Shop owner who once protested construction now celebrates the changes.
From Pueblo High to Congress, Adalberto Guerrero helped pioneer bilingual education.
A World War Two vet, Wildcats supporter and philanthropist dies at 94.
An allergy forces long-time florist to give up her beloved plants.
It was 64 years ago that Tucson's barrio boys went to war.
City residents give food, kindness and comfort to scared and hungry refugees.
Tucsonans could sense impending rain.
José Luis Baca tuvo un sueño muy lindo: traer al Mariachi Vargas nuevamente a Tucsón, lo cual sucedió el 29 de junio.
In leaving for "el Norte," he understood the risks.
The first time José Luis Baca danced onstage before an audience, he was 11 or 12 years old.

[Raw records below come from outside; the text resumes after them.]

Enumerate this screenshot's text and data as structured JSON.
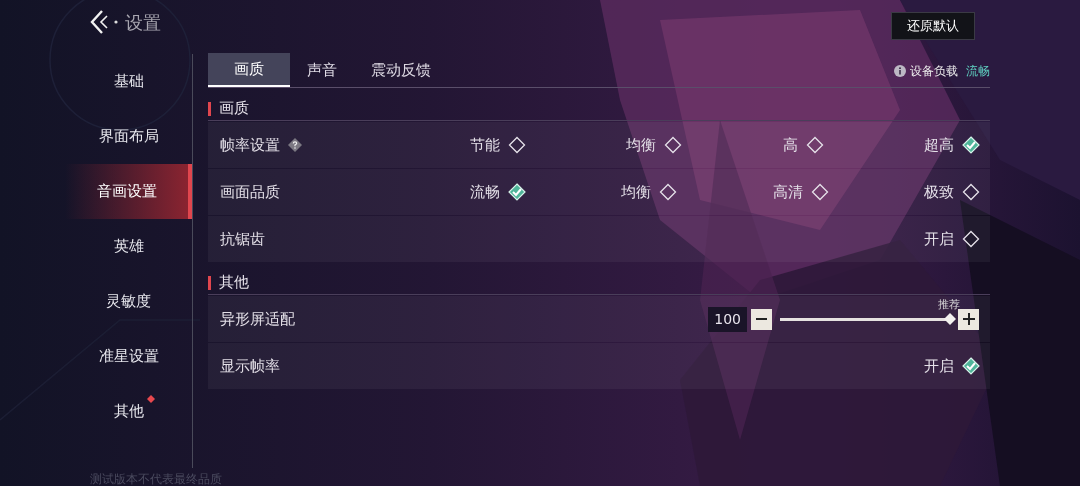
{
  "header": {
    "title": "设置",
    "reset_button": "还原默认"
  },
  "sidebar": {
    "items": [
      {
        "label": "基础",
        "selected": false,
        "badge": false
      },
      {
        "label": "界面布局",
        "selected": false,
        "badge": false
      },
      {
        "label": "音画设置",
        "selected": true,
        "badge": false
      },
      {
        "label": "英雄",
        "selected": false,
        "badge": false
      },
      {
        "label": "灵敏度",
        "selected": false,
        "badge": false
      },
      {
        "label": "准星设置",
        "selected": false,
        "badge": false
      },
      {
        "label": "其他",
        "selected": false,
        "badge": true
      }
    ]
  },
  "tabs": [
    {
      "label": "画质",
      "selected": true
    },
    {
      "label": "声音",
      "selected": false
    },
    {
      "label": "震动反馈",
      "selected": false
    }
  ],
  "device_load": {
    "label": "设备负载",
    "value": "流畅"
  },
  "sections": [
    {
      "title": "画质",
      "rows": [
        {
          "kind": "options",
          "label": "帧率设置",
          "help": true,
          "options": [
            {
              "label": "节能",
              "selected": false
            },
            {
              "label": "均衡",
              "selected": false
            },
            {
              "label": "高",
              "selected": false
            },
            {
              "label": "超高",
              "selected": true
            }
          ]
        },
        {
          "kind": "options",
          "label": "画面品质",
          "help": false,
          "options": [
            {
              "label": "流畅",
              "selected": true
            },
            {
              "label": "均衡",
              "selected": false
            },
            {
              "label": "高清",
              "selected": false
            },
            {
              "label": "极致",
              "selected": false
            }
          ]
        },
        {
          "kind": "toggle",
          "label": "抗锯齿",
          "value_label": "开启",
          "checked": false
        }
      ]
    },
    {
      "title": "其他",
      "rows": [
        {
          "kind": "slider",
          "label": "异形屏适配",
          "value": "100",
          "level": 1,
          "hint": "推荐"
        },
        {
          "kind": "toggle",
          "label": "显示帧率",
          "value_label": "开启",
          "checked": true
        }
      ]
    }
  ],
  "footer_note": "测试版本不代表最终品质"
}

He can’t exactly remember his age, but he recalled he didn’t want to dance because of his partner — his older sister.
There were 16 in all, from various parts of the state, young, curious and a bit tired. They were high school students who were spending the week in an intensive journalism training program at the University of Arizona.
La Santa Cecilia, a roots-rock Chicano band from Los Angeles, did not start out to become the musical poster child for immigration reform. It simply wanted to make good music.
Ron MEDVESCEK / La Estrella de TucsónUn par de botas vaqueras hechas para el tucsonense Ed F. Echols, ahora en la Sociedad de Historia de Arizona.